How to maximise the return when selling an investment property.
Some selling agents do not like tenants; they believe tenants are unhelpful when presenting a property to buyers. These agents will tell you to move them out and hire furniture that suits the property better to ensure it is presented perfectly to the tastes of the target market. Some agents will claim it may be the difference between getting a sale or missing out.
In some cases, this advice might be justified. However, the reduction in income and the expense of staging your property warrants a closer look at this strategy. Moving a tenant out should really be the last option and not the first when selling your investment.
Tenanted or vacant
Always look at the numbers to see if they can provide any help on whether a tenant should be moved out before selling. The average time for a sale to be negotiated in Sydney and Melbourne is about 60 days.
If you move a tenant out, there will be seven to nine weeks in lost rent before your house is sold. The average settlement period after contracts have been exchanged to when the money finally reaches your bank account is about nine weeks.
These numbers suggest there will be 16 to 18 weeks of lost rental income if you move a tenant out. Why then are agents so quick to suggest getting rid of them?
Generally it’s because the 16 weeks of rent comes out of your pocket and not theirs! The real question for you is: would a tenant’s presence reduce the value of my property by more than 16 weeks’ rent?
In many cases, it would be unlikely for the occupancy of a tenant at a $500 per week property to reduce the final sale price by more than $8000. The average buyer looks for about three months before selecting a property to purchase and most inspect many properties during the search.
Buyers are aware of what they are looking for and what constitutes value for them. If the property’s presentation is respectable the right buyer will look past your tenants and focus more on the features of the property.
The rental market is not always easy for tenants. Rents generally rise over time and most tenants would prefer to compromise with the landlord rather than move out. Offering a slight reduction in rent to the tenant while the property is on the market will help to ensure the property continues to generate income.
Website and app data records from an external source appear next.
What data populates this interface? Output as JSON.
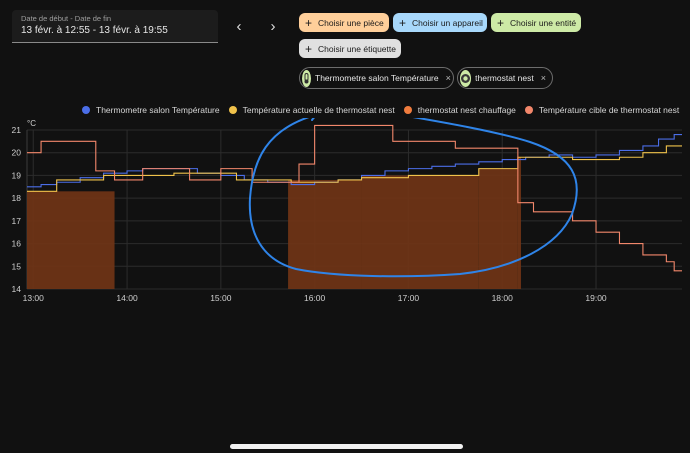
{
  "date_picker": {
    "label": "Date de début - Date de fin",
    "value": "13 févr. à 12:55 - 13 févr. à 19:55"
  },
  "nav": {
    "prev_icon": "chevron-left-icon",
    "next_icon": "chevron-right-icon",
    "prev": "‹",
    "next": "›"
  },
  "target_chips": {
    "area": "Choisir une pièce",
    "device": "Choisir un appareil",
    "entity": "Choisir une entité",
    "label": "Choisir une étiquette",
    "plus": "+"
  },
  "selected": [
    {
      "label": "Thermometre salon Température",
      "icon": "thermometer-icon",
      "remove": "×"
    },
    {
      "label": "thermostat nest",
      "icon": "thermostat-icon",
      "remove": "×"
    }
  ],
  "colors": {
    "series_blue": "#4b6ee8",
    "series_yellow": "#f0c24b",
    "series_orange": "#f07c3e",
    "series_salmon": "#f2876b",
    "heating_fill": "#6e3416",
    "annotation": "#2f84e8"
  },
  "chart_data": {
    "type": "line",
    "ylabel": "°C",
    "ylim": [
      14,
      21
    ],
    "yticks": [
      14,
      15,
      16,
      17,
      18,
      19,
      20,
      21
    ],
    "xlim": [
      "12:56",
      "19:55"
    ],
    "xticks": [
      "13:00",
      "14:00",
      "15:00",
      "16:00",
      "17:00",
      "18:00",
      "19:00"
    ],
    "grid": true,
    "legend": "top",
    "series": [
      {
        "name": "Thermometre salon Température",
        "color": "#4b6ee8",
        "step": true,
        "points": [
          [
            "12:56",
            18.5
          ],
          [
            "13:05",
            18.6
          ],
          [
            "13:15",
            18.7
          ],
          [
            "13:30",
            18.9
          ],
          [
            "13:45",
            19.1
          ],
          [
            "14:00",
            19.2
          ],
          [
            "14:10",
            19.3
          ],
          [
            "14:30",
            19.3
          ],
          [
            "14:45",
            19.1
          ],
          [
            "15:00",
            19.0
          ],
          [
            "15:15",
            18.8
          ],
          [
            "15:30",
            18.7
          ],
          [
            "15:45",
            18.6
          ],
          [
            "16:00",
            18.7
          ],
          [
            "16:15",
            18.8
          ],
          [
            "16:30",
            19.0
          ],
          [
            "16:45",
            19.2
          ],
          [
            "17:00",
            19.3
          ],
          [
            "17:15",
            19.4
          ],
          [
            "17:30",
            19.5
          ],
          [
            "17:45",
            19.6
          ],
          [
            "18:00",
            19.7
          ],
          [
            "18:15",
            19.8
          ],
          [
            "18:30",
            19.9
          ],
          [
            "18:45",
            19.8
          ],
          [
            "19:00",
            19.9
          ],
          [
            "19:15",
            20.1
          ],
          [
            "19:30",
            20.3
          ],
          [
            "19:40",
            20.6
          ],
          [
            "19:50",
            20.8
          ],
          [
            "19:55",
            20.8
          ]
        ]
      },
      {
        "name": "Température actuelle de thermostat nest",
        "color": "#f0c24b",
        "step": true,
        "points": [
          [
            "12:56",
            18.3
          ],
          [
            "13:15",
            18.8
          ],
          [
            "13:45",
            19.0
          ],
          [
            "14:30",
            19.1
          ],
          [
            "15:00",
            19.1
          ],
          [
            "15:10",
            18.8
          ],
          [
            "15:45",
            18.7
          ],
          [
            "16:15",
            18.8
          ],
          [
            "16:30",
            18.9
          ],
          [
            "17:00",
            19.0
          ],
          [
            "17:45",
            19.3
          ],
          [
            "18:10",
            19.8
          ],
          [
            "18:45",
            19.7
          ],
          [
            "19:15",
            19.8
          ],
          [
            "19:30",
            20.0
          ],
          [
            "19:45",
            20.3
          ],
          [
            "19:55",
            20.3
          ]
        ]
      },
      {
        "name": "thermostat nest chauffage",
        "color": "#f07c3e",
        "type": "area",
        "ranges": [
          [
            "12:56",
            "13:52",
            18.3
          ],
          [
            "15:43",
            "16:30",
            18.8
          ],
          [
            "16:30",
            "17:45",
            19.0
          ],
          [
            "17:45",
            "18:10",
            19.3
          ],
          [
            "18:10",
            "18:12",
            19.8
          ]
        ]
      },
      {
        "name": "Température cible de thermostat nest",
        "color": "#f2876b",
        "step": true,
        "points": [
          [
            "12:56",
            20.0
          ],
          [
            "13:05",
            20.5
          ],
          [
            "13:40",
            19.2
          ],
          [
            "13:52",
            18.8
          ],
          [
            "14:10",
            19.3
          ],
          [
            "14:40",
            18.8
          ],
          [
            "15:00",
            19.3
          ],
          [
            "15:20",
            18.7
          ],
          [
            "15:50",
            19.5
          ],
          [
            "16:00",
            21.2
          ],
          [
            "16:50",
            20.5
          ],
          [
            "17:30",
            20.2
          ],
          [
            "18:10",
            17.8
          ],
          [
            "18:20",
            17.4
          ],
          [
            "18:45",
            17.0
          ],
          [
            "19:00",
            16.5
          ],
          [
            "19:15",
            16.0
          ],
          [
            "19:30",
            15.5
          ],
          [
            "19:45",
            15.2
          ],
          [
            "19:50",
            14.8
          ],
          [
            "19:55",
            14.8
          ]
        ]
      }
    ]
  }
}
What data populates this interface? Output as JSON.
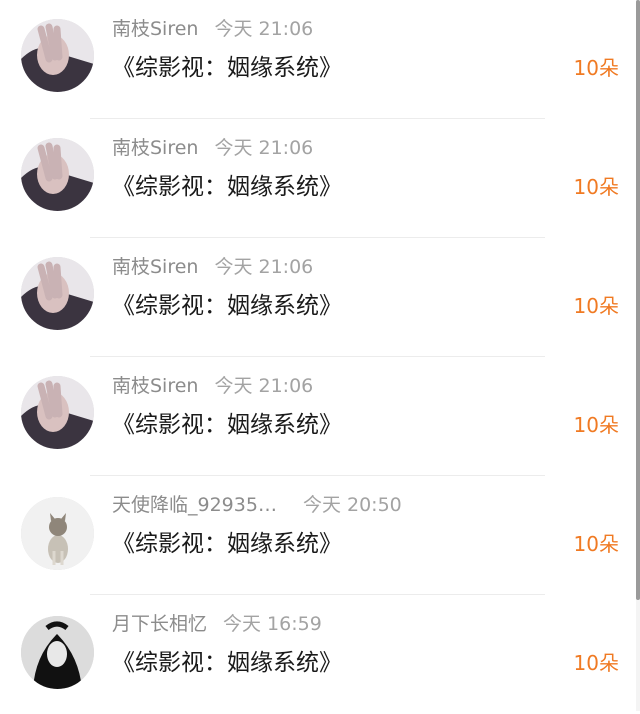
{
  "records": [
    {
      "name": "南枝Siren",
      "time": "今天 21:06",
      "book": "《综影视：姻缘系统》",
      "amount": "10朵",
      "avatar": "hand-avatar"
    },
    {
      "name": "南枝Siren",
      "time": "今天 21:06",
      "book": "《综影视：姻缘系统》",
      "amount": "10朵",
      "avatar": "hand-avatar"
    },
    {
      "name": "南枝Siren",
      "time": "今天 21:06",
      "book": "《综影视：姻缘系统》",
      "amount": "10朵",
      "avatar": "hand-avatar"
    },
    {
      "name": "南枝Siren",
      "time": "今天 21:06",
      "book": "《综影视：姻缘系统》",
      "amount": "10朵",
      "avatar": "hand-avatar"
    },
    {
      "name": "天使降临_92935…",
      "time": "今天 20:50",
      "book": "《综影视：姻缘系统》",
      "amount": "10朵",
      "avatar": "cat-avatar"
    },
    {
      "name": "月下长相忆",
      "time": "今天 16:59",
      "book": "《综影视：姻缘系统》",
      "amount": "10朵",
      "avatar": "girl-avatar"
    }
  ],
  "colors": {
    "accent": "#f07a23",
    "name": "#8c8c8c",
    "title": "#1a1a1a"
  }
}
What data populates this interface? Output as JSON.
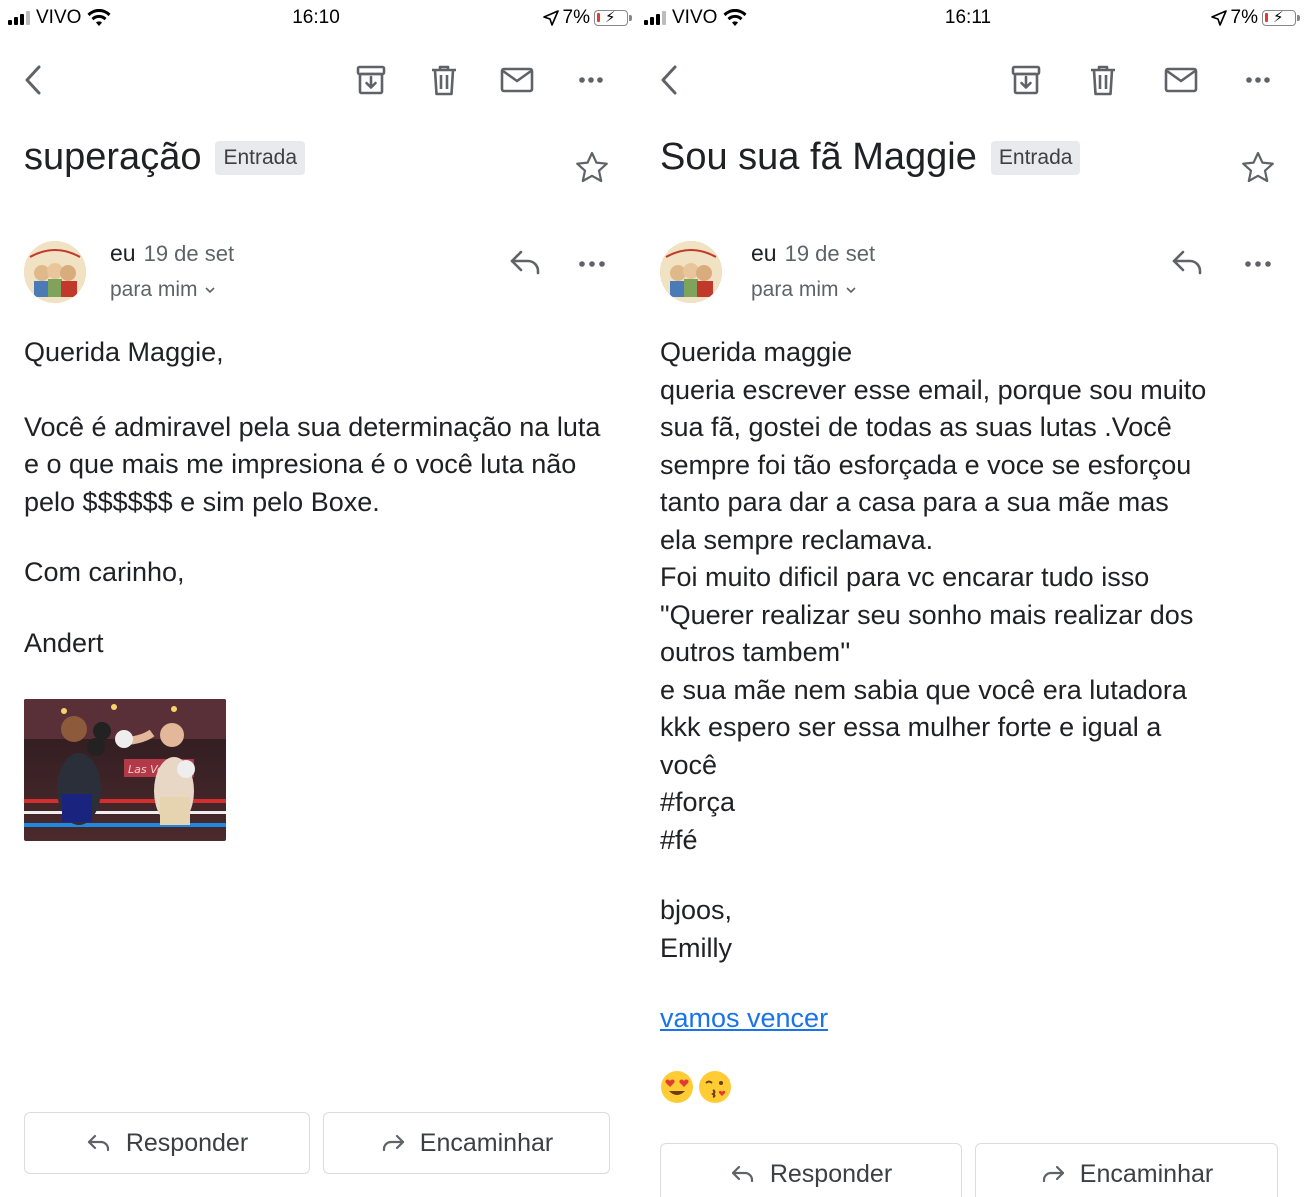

In return, the landlord could ask that the property be presented well and that access times for inspections be agreed upon in advance.
A tenant is more inclined to be supportive of your desire to sell if their personal circumstances have been respected. Even though a landlord owns the property, it is still the tenant’s place of living and their ‘home’. ‘Open inspections’ invade a tenant’s personal space.
When an owner-occupier decides to put their home up for sale they do so with the reward of a sale at the end of the day. For a tenant, however, a sale means they must move out and find a new home to rent. Therefore, when they have lots of strangers traipsing through their home two or three times a week for a negative result for them, the relationship between the tenant, the landlord and their agent can quickly deteriorate.
A happy paying tenant benefits the seller.
With a rent reduction, inspections by appointment and a professional cleaner enhancing the presentation, the tenant is far more likely to support the sale campaign.
As a seller, the upfront cost is minimal. The upside is that the little money you have spent is just as likely to result in a sale as was moving the tenant out and hiring furniture.